Good morning and welcome to a big day - politically and economically. Chancellor George Osborne will give his Autumn Statement to the House of Commons at 1230 GMT. Put simply, it's an update on the government's economic plans based on the latest forecasts for growth and borrowing.
You might remember something during the days of the Labour government called the pre-Budget report - well, the Autumn Statement is the coalition equivalent. You can read a bit more about it here.
George Osborne's speech is effectively the government's response to the latest forecasts from the Office for Budget Responsibility. The coalition set up this independent body to give it the true picture of the UK economy - no matter how unpalatable.
In the Budget in March, the OBR cut its growth forecast for the UK economy in 2011 to 1.7% and for 2012 to 2.5%. It is expected to cut both again today to around 1%.
The cabinet is due to meet in the next hour to discuss the chancellor's plans. If we get any snippets from that meeting, you'll read them here.
Ed Miliband has been talking about his hopes for today. The Labour leader says the government "took an enormous gamble with the British economy" - a gamble, he says, that has failed. "It was wrong to take that course, but it would be even more wrong to plough on regardless. They've got to change course."
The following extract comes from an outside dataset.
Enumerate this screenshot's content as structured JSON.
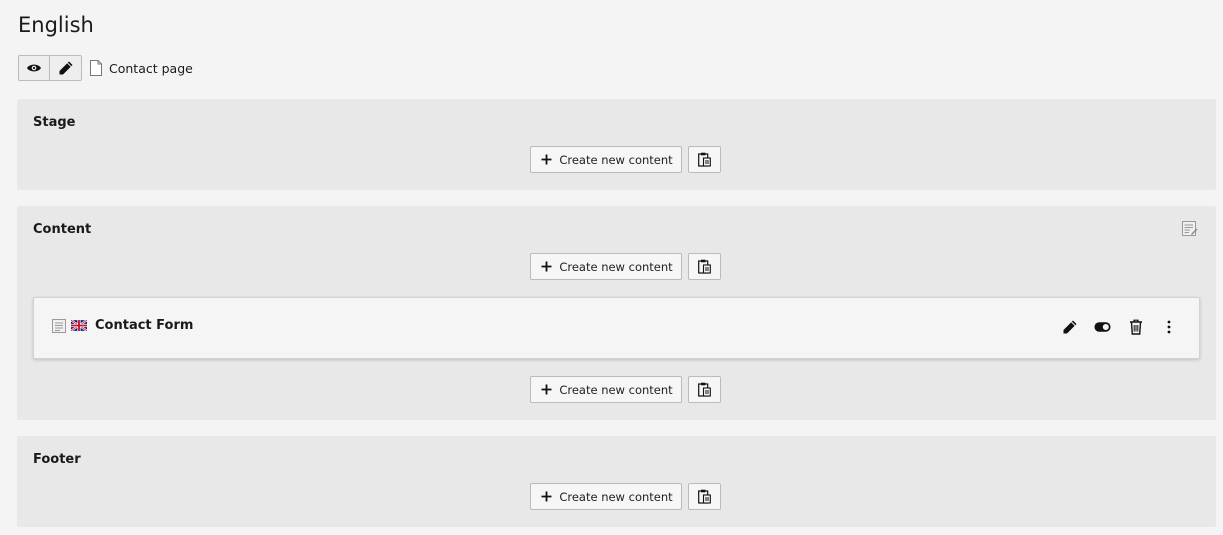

"Shocking" - that's the word some of those in the know have apparently used to describe the latest economic forecasts. The BBC's political editor Nick Robinson says what's really crucial is whether the public at large feel the same. Until now resistance to the coalition's plans has been less than they feared, but will that still be true at the end of this vital week?
Don't forget too, that tomorrow we're expecting the biggest public sector strike in decades. All round, it's a tough few days for the government.
Neville Ingley in Staffordshire
emails: I'd like to see the political class across the parties really participate in the spending cuts. We seem to be governed by an elite across all the main parties who are largely unaffected by the recession. They will not struggle to heat their homes or feed and clothe their families.